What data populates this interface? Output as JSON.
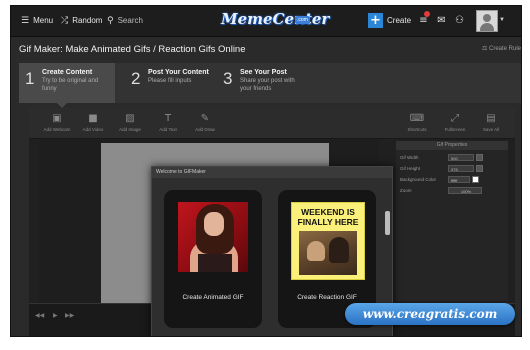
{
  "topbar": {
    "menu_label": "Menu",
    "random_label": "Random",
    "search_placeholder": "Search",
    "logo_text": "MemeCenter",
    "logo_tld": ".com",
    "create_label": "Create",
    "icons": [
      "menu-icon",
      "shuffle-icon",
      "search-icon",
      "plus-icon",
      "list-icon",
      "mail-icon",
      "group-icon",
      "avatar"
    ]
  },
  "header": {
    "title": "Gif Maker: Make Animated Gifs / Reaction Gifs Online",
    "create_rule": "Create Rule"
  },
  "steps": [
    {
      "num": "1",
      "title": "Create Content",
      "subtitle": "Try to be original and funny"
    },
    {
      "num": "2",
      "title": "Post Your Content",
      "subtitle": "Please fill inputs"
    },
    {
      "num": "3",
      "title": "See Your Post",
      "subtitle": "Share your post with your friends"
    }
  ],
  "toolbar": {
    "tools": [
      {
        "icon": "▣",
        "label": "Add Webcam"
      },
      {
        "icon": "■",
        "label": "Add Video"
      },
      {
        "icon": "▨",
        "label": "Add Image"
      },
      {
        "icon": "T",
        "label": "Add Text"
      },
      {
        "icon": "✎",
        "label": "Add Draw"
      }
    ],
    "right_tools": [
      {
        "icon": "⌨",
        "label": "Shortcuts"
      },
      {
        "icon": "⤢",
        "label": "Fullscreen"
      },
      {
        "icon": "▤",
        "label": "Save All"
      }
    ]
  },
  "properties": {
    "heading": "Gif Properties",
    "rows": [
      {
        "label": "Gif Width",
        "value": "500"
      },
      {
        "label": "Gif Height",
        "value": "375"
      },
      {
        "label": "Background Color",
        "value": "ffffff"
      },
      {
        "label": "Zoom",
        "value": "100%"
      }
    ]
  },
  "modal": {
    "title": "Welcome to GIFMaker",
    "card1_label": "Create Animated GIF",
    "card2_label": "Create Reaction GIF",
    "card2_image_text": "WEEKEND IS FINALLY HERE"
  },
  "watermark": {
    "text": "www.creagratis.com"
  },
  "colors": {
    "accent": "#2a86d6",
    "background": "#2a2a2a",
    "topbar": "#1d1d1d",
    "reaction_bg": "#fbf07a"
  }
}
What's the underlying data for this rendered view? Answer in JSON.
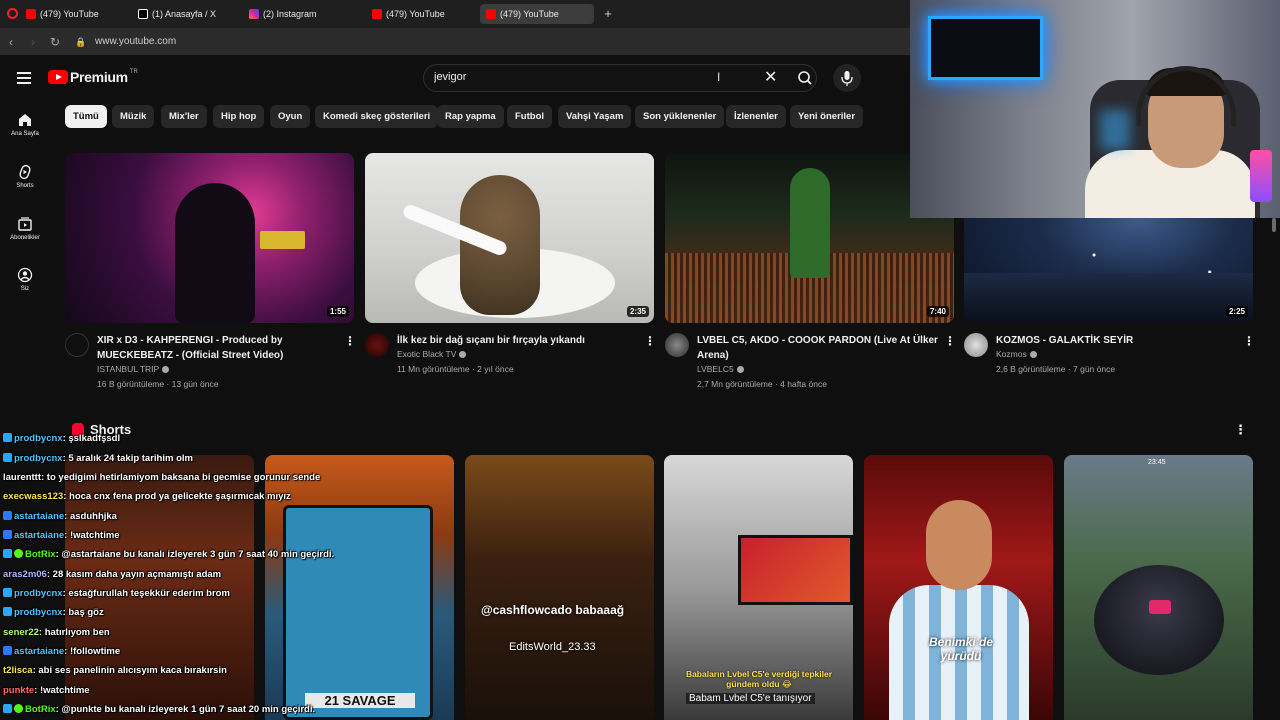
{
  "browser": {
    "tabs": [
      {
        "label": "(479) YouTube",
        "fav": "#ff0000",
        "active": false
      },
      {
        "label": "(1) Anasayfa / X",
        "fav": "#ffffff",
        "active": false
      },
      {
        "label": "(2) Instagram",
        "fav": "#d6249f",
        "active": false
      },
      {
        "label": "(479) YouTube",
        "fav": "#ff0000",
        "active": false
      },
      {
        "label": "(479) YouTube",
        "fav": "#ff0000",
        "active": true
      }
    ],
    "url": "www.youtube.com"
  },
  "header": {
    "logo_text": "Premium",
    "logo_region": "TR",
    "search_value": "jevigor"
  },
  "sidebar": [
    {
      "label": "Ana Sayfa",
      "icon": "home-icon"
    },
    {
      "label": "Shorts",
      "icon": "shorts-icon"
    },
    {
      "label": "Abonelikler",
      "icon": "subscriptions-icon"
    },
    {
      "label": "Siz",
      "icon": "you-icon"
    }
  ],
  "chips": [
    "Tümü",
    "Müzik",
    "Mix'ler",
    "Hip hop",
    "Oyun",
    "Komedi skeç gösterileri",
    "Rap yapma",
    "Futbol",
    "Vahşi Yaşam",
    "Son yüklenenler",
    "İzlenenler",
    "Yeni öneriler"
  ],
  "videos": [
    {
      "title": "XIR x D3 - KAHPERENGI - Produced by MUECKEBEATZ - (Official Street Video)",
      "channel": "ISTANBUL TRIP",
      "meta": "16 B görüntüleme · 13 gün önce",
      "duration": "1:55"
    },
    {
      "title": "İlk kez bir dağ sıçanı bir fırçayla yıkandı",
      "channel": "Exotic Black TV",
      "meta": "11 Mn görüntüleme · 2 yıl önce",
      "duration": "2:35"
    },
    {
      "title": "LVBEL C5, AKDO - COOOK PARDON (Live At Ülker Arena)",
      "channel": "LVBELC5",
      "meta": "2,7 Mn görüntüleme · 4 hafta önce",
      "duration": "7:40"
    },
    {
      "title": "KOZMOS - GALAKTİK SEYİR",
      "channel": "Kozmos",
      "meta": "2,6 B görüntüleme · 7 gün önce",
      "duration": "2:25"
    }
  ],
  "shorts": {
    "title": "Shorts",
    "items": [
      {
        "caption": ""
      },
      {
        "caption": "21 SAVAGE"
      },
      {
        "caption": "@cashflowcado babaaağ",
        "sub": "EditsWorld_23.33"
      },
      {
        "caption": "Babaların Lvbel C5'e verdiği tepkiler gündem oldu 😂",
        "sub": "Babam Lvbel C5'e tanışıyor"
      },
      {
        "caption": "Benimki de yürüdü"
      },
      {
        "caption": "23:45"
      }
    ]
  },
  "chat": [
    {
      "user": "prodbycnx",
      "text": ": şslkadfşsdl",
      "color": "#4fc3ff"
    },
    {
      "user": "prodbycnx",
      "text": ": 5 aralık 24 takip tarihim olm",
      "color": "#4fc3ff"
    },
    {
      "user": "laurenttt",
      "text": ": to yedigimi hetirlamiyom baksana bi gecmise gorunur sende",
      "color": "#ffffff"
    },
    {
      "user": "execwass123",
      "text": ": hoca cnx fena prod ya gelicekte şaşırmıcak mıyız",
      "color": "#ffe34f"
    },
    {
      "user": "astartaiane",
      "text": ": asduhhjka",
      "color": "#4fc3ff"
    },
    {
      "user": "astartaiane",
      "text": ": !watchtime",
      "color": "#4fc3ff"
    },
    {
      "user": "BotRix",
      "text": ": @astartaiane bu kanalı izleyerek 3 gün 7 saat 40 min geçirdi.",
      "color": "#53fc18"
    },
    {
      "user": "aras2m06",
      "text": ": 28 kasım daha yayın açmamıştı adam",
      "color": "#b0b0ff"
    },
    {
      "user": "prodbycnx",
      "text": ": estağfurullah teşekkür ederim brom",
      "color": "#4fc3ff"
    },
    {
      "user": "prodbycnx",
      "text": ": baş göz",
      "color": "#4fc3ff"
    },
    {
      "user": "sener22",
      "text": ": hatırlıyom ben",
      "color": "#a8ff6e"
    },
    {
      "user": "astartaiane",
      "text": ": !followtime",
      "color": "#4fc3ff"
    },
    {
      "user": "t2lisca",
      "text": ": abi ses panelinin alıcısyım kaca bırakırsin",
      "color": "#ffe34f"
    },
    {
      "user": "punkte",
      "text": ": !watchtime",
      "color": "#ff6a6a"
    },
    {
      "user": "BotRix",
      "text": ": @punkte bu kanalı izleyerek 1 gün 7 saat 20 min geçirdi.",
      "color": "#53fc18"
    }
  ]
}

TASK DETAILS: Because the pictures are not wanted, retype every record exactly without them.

RESULT:
What data populates this interface? Output as JSON.
{
  "topbar": {
    "menu_label": "Menu",
    "random_label": "Random",
    "search_placeholder": "Search",
    "logo_text": "MemeCenter",
    "logo_tld": ".com",
    "create_label": "Create",
    "icons": [
      "menu-icon",
      "shuffle-icon",
      "search-icon",
      "plus-icon",
      "list-icon",
      "mail-icon",
      "group-icon",
      "avatar"
    ]
  },
  "header": {
    "title": "Gif Maker: Make Animated Gifs / Reaction Gifs Online",
    "create_rule": "Create Rule"
  },
  "steps": [
    {
      "num": "1",
      "title": "Create Content",
      "subtitle": "Try to be original and funny"
    },
    {
      "num": "2",
      "title": "Post Your Content",
      "subtitle": "Please fill inputs"
    },
    {
      "num": "3",
      "title": "See Your Post",
      "subtitle": "Share your post with your friends"
    }
  ],
  "toolbar": {
    "tools": [
      {
        "icon": "▣",
        "label": "Add Webcam"
      },
      {
        "icon": "■",
        "label": "Add Video"
      },
      {
        "icon": "▨",
        "label": "Add Image"
      },
      {
        "icon": "T",
        "label": "Add Text"
      },
      {
        "icon": "✎",
        "label": "Add Draw"
      }
    ],
    "right_tools": [
      {
        "icon": "⌨",
        "label": "Shortcuts"
      },
      {
        "icon": "⤢",
        "label": "Fullscreen"
      },
      {
        "icon": "▤",
        "label": "Save All"
      }
    ]
  },
  "properties": {
    "heading": "Gif Properties",
    "rows": [
      {
        "label": "Gif Width",
        "value": "500"
      },
      {
        "label": "Gif Height",
        "value": "375"
      },
      {
        "label": "Background Color",
        "value": "ffffff"
      },
      {
        "label": "Zoom",
        "value": "100%"
      }
    ]
  },
  "modal": {
    "title": "Welcome to GIFMaker",
    "card1_label": "Create Animated GIF",
    "card2_label": "Create Reaction GIF",
    "card2_image_text": "WEEKEND IS FINALLY HERE"
  },
  "watermark": {
    "text": "www.creagratis.com"
  },
  "colors": {
    "accent": "#2a86d6",
    "background": "#2a2a2a",
    "topbar": "#1d1d1d",
    "reaction_bg": "#fbf07a"
  }
}
What's the underlying data for this rendered view? Answer in JSON.
{
  "browser": {
    "tabs": [
      {
        "label": "(479) YouTube",
        "fav": "#ff0000",
        "active": false
      },
      {
        "label": "(1) Anasayfa / X",
        "fav": "#ffffff",
        "active": false
      },
      {
        "label": "(2) Instagram",
        "fav": "#d6249f",
        "active": false
      },
      {
        "label": "(479) YouTube",
        "fav": "#ff0000",
        "active": false
      },
      {
        "label": "(479) YouTube",
        "fav": "#ff0000",
        "active": true
      }
    ],
    "url": "www.youtube.com"
  },
  "header": {
    "logo_text": "Premium",
    "logo_region": "TR",
    "search_value": "jevigor"
  },
  "sidebar": [
    {
      "label": "Ana Sayfa",
      "icon": "home-icon"
    },
    {
      "label": "Shorts",
      "icon": "shorts-icon"
    },
    {
      "label": "Abonelikler",
      "icon": "subscriptions-icon"
    },
    {
      "label": "Siz",
      "icon": "you-icon"
    }
  ],
  "chips": [
    "Tümü",
    "Müzik",
    "Mix'ler",
    "Hip hop",
    "Oyun",
    "Komedi skeç gösterileri",
    "Rap yapma",
    "Futbol",
    "Vahşi Yaşam",
    "Son yüklenenler",
    "İzlenenler",
    "Yeni öneriler"
  ],
  "videos": [
    {
      "title": "XIR x D3 - KAHPERENGI - Produced by MUECKEBEATZ - (Official Street Video)",
      "channel": "ISTANBUL TRIP",
      "meta": "16 B görüntüleme · 13 gün önce",
      "duration": "1:55"
    },
    {
      "title": "İlk kez bir dağ sıçanı bir fırçayla yıkandı",
      "channel": "Exotic Black TV",
      "meta": "11 Mn görüntüleme · 2 yıl önce",
      "duration": "2:35"
    },
    {
      "title": "LVBEL C5, AKDO - COOOK PARDON (Live At Ülker Arena)",
      "channel": "LVBELC5",
      "meta": "2,7 Mn görüntüleme · 4 hafta önce",
      "duration": "7:40"
    },
    {
      "title": "KOZMOS - GALAKTİK SEYİR",
      "channel": "Kozmos",
      "meta": "2,6 B görüntüleme · 7 gün önce",
      "duration": "2:25"
    }
  ],
  "shorts": {
    "title": "Shorts",
    "items": [
      {
        "caption": ""
      },
      {
        "caption": "21 SAVAGE"
      },
      {
        "caption": "@cashflowcado babaaağ",
        "sub": "EditsWorld_23.33"
      },
      {
        "caption": "Babaların Lvbel C5'e verdiği tepkiler gündem oldu 😂",
        "sub": "Babam Lvbel C5'e tanışıyor"
      },
      {
        "caption": "Benimki de yürüdü"
      },
      {
        "caption": "23:45"
      }
    ]
  },
  "chat": [
    {
      "user": "prodbycnx",
      "text": ": şslkadfşsdl",
      "color": "#4fc3ff"
    },
    {
      "user": "prodbycnx",
      "text": ": 5 aralık 24 takip tarihim olm",
      "color": "#4fc3ff"
    },
    {
      "user": "laurenttt",
      "text": ": to yedigimi hetirlamiyom baksana bi gecmise gorunur sende",
      "color": "#ffffff"
    },
    {
      "user": "execwass123",
      "text": ": hoca cnx fena prod ya gelicekte şaşırmıcak mıyız",
      "color": "#ffe34f"
    },
    {
      "user": "astartaiane",
      "text": ": asduhhjka",
      "color": "#4fc3ff"
    },
    {
      "user": "astartaiane",
      "text": ": !watchtime",
      "color": "#4fc3ff"
    },
    {
      "user": "BotRix",
      "text": ": @astartaiane bu kanalı izleyerek 3 gün 7 saat 40 min geçirdi.",
      "color": "#53fc18"
    },
    {
      "user": "aras2m06",
      "text": ": 28 kasım daha yayın açmamıştı adam",
      "color": "#b0b0ff"
    },
    {
      "user": "prodbycnx",
      "text": ": estağfurullah teşekkür ederim brom",
      "color": "#4fc3ff"
    },
    {
      "user": "prodbycnx",
      "text": ": baş göz",
      "color": "#4fc3ff"
    },
    {
      "user": "sener22",
      "text": ": hatırlıyom ben",
      "color": "#a8ff6e"
    },
    {
      "user": "astartaiane",
      "text": ": !followtime",
      "color": "#4fc3ff"
    },
    {
      "user": "t2lisca",
      "text": ": abi ses panelinin alıcısyım kaca bırakırsin",
      "color": "#ffe34f"
    },
    {
      "user": "punkte",
      "text": ": !watchtime",
      "color": "#ff6a6a"
    },
    {
      "user": "BotRix",
      "text": ": @punkte bu kanalı izleyerek 1 gün 7 saat 20 min geçirdi.",
      "color": "#53fc18"
    }
  ]
}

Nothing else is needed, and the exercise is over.